Start of MATERIAL SUPPLIED
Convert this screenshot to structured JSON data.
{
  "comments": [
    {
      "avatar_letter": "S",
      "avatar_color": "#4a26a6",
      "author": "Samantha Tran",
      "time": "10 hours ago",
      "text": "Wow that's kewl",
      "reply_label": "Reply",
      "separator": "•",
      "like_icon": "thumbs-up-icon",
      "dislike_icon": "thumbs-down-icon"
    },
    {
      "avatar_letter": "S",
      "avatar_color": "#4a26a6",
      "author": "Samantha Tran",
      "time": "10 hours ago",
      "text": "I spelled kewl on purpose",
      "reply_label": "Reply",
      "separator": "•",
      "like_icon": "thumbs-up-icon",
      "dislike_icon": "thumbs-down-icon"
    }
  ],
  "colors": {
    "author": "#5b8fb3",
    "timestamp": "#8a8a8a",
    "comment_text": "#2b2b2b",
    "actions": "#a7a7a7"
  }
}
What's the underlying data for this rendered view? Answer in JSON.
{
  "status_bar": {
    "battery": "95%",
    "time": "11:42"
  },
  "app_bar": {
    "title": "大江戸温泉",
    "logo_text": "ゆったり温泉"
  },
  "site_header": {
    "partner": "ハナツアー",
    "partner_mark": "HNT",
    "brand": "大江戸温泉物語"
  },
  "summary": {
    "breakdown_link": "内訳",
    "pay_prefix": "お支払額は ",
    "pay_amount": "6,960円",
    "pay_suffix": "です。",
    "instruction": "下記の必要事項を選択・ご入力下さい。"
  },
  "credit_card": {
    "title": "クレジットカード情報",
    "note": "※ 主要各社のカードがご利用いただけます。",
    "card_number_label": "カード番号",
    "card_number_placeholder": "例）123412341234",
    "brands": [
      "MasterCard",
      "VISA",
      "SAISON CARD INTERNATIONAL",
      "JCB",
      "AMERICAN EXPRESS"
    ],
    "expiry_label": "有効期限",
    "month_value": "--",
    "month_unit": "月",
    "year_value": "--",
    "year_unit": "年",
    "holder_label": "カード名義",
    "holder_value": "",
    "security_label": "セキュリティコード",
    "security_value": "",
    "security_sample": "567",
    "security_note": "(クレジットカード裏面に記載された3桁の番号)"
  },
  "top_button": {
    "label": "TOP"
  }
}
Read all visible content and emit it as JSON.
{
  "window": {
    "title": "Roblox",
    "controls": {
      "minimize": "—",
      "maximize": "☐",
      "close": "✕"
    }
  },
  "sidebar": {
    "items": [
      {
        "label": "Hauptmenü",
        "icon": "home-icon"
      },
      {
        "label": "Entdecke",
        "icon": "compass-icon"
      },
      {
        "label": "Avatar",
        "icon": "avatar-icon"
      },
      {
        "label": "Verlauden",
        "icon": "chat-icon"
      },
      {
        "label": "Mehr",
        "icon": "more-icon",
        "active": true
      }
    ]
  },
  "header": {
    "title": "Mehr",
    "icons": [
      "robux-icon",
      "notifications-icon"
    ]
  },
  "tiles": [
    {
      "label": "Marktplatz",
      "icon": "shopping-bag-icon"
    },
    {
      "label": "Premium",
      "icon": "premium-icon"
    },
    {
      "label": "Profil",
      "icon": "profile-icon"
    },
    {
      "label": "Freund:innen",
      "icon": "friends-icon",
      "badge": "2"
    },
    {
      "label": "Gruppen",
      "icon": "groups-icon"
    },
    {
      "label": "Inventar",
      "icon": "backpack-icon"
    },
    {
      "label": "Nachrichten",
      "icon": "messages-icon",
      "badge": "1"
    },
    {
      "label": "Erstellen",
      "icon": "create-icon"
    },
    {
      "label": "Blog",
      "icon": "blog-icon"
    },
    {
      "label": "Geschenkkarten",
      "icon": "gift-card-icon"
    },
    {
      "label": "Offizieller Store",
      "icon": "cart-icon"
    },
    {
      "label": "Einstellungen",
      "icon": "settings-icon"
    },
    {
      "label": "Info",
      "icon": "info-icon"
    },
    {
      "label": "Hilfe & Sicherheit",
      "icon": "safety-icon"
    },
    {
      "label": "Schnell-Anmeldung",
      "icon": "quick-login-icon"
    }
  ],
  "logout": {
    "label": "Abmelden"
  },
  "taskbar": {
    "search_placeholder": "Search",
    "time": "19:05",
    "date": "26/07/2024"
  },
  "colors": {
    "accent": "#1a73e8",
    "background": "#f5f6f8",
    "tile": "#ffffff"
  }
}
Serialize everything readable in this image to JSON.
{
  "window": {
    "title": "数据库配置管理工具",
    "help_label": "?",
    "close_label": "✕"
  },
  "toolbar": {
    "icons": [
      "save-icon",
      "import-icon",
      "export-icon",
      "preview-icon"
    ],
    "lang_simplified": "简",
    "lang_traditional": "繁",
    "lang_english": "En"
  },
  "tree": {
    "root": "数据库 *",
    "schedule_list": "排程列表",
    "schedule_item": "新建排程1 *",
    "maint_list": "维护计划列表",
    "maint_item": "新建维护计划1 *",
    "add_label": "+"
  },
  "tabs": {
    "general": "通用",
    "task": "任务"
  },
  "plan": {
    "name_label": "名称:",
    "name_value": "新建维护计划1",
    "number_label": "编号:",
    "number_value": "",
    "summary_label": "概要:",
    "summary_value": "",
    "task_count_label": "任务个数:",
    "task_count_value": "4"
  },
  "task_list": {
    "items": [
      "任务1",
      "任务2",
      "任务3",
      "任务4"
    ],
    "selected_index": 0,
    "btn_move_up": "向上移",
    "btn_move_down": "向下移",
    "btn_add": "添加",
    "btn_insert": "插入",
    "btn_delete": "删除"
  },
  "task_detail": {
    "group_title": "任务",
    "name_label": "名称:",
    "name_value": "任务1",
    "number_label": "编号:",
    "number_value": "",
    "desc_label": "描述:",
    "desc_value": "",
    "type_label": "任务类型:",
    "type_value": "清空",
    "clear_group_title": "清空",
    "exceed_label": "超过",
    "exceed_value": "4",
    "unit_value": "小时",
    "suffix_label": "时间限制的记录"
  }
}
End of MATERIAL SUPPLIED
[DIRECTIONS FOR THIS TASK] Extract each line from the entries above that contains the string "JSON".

[OUTPUT]
Convert this screenshot to structured JSON data.
What's the underlying data for this rendered view? Answer in JSON.
Read all visible content and emit it as JSON.
Serialize everything readable in this image to JSON.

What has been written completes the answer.